** Work order **
Restate all of the following data exactly, keeping any images out of the copy.

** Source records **
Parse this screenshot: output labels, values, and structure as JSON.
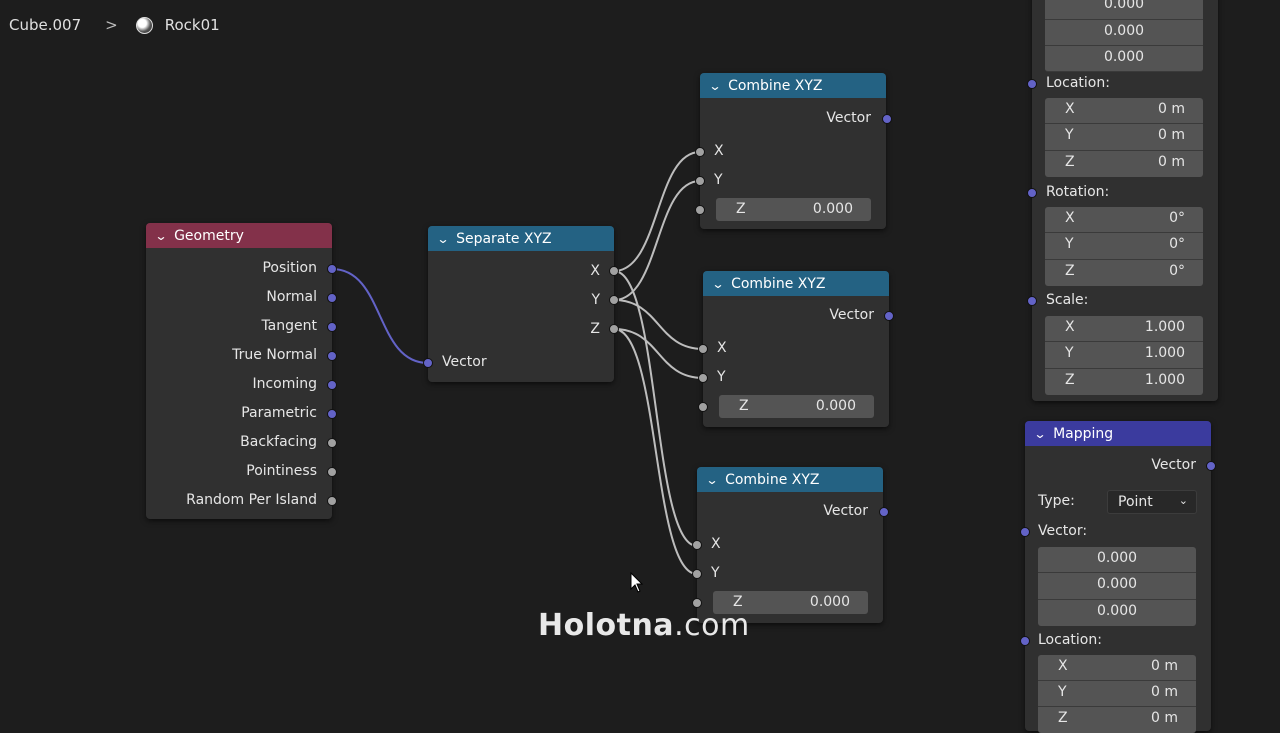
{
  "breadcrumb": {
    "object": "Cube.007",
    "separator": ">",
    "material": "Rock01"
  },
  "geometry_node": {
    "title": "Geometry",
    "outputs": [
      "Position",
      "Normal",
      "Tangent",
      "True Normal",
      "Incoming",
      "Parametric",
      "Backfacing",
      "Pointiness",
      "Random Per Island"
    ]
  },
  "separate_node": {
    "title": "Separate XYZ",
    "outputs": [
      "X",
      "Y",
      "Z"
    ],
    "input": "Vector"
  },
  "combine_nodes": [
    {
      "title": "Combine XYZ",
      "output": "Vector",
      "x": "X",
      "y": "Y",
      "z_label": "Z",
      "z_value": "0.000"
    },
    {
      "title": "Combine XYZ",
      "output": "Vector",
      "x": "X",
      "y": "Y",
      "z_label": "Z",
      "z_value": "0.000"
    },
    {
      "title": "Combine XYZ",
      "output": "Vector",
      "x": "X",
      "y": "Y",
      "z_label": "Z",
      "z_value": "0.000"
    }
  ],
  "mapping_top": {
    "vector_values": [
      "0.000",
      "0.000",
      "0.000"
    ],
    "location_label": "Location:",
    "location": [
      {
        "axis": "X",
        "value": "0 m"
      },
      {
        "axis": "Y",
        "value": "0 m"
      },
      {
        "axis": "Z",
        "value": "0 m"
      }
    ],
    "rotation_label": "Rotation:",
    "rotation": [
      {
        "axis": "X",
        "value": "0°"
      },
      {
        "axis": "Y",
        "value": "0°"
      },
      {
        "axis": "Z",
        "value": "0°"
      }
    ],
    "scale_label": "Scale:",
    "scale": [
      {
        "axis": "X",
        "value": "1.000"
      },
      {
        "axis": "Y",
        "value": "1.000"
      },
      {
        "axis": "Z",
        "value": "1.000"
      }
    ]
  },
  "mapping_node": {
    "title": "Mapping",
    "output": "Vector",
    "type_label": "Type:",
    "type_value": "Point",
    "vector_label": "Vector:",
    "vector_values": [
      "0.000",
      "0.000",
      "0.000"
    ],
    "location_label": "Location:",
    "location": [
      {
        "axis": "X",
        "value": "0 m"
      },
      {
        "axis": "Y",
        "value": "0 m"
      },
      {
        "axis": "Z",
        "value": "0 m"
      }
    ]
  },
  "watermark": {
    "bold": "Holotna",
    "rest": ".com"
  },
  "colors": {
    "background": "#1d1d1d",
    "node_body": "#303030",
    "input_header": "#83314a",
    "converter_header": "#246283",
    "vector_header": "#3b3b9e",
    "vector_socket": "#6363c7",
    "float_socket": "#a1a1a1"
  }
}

** Solution for this exercise **
Parse this screenshot: output labels, values, and structure as JSON.
{
  "breadcrumb": {
    "object": "Cube.007",
    "separator": ">",
    "material": "Rock01"
  },
  "geometry_node": {
    "title": "Geometry",
    "outputs": [
      "Position",
      "Normal",
      "Tangent",
      "True Normal",
      "Incoming",
      "Parametric",
      "Backfacing",
      "Pointiness",
      "Random Per Island"
    ]
  },
  "separate_node": {
    "title": "Separate XYZ",
    "outputs": [
      "X",
      "Y",
      "Z"
    ],
    "input": "Vector"
  },
  "combine_nodes": [
    {
      "title": "Combine XYZ",
      "output": "Vector",
      "x": "X",
      "y": "Y",
      "z_label": "Z",
      "z_value": "0.000"
    },
    {
      "title": "Combine XYZ",
      "output": "Vector",
      "x": "X",
      "y": "Y",
      "z_label": "Z",
      "z_value": "0.000"
    },
    {
      "title": "Combine XYZ",
      "output": "Vector",
      "x": "X",
      "y": "Y",
      "z_label": "Z",
      "z_value": "0.000"
    }
  ],
  "mapping_top": {
    "vector_values": [
      "0.000",
      "0.000",
      "0.000"
    ],
    "location_label": "Location:",
    "location": [
      {
        "axis": "X",
        "value": "0 m"
      },
      {
        "axis": "Y",
        "value": "0 m"
      },
      {
        "axis": "Z",
        "value": "0 m"
      }
    ],
    "rotation_label": "Rotation:",
    "rotation": [
      {
        "axis": "X",
        "value": "0°"
      },
      {
        "axis": "Y",
        "value": "0°"
      },
      {
        "axis": "Z",
        "value": "0°"
      }
    ],
    "scale_label": "Scale:",
    "scale": [
      {
        "axis": "X",
        "value": "1.000"
      },
      {
        "axis": "Y",
        "value": "1.000"
      },
      {
        "axis": "Z",
        "value": "1.000"
      }
    ]
  },
  "mapping_node": {
    "title": "Mapping",
    "output": "Vector",
    "type_label": "Type:",
    "type_value": "Point",
    "vector_label": "Vector:",
    "vector_values": [
      "0.000",
      "0.000",
      "0.000"
    ],
    "location_label": "Location:",
    "location": [
      {
        "axis": "X",
        "value": "0 m"
      },
      {
        "axis": "Y",
        "value": "0 m"
      },
      {
        "axis": "Z",
        "value": "0 m"
      }
    ]
  },
  "watermark": {
    "bold": "Holotna",
    "rest": ".com"
  },
  "colors": {
    "background": "#1d1d1d",
    "node_body": "#303030",
    "input_header": "#83314a",
    "converter_header": "#246283",
    "vector_header": "#3b3b9e",
    "vector_socket": "#6363c7",
    "float_socket": "#a1a1a1"
  }
}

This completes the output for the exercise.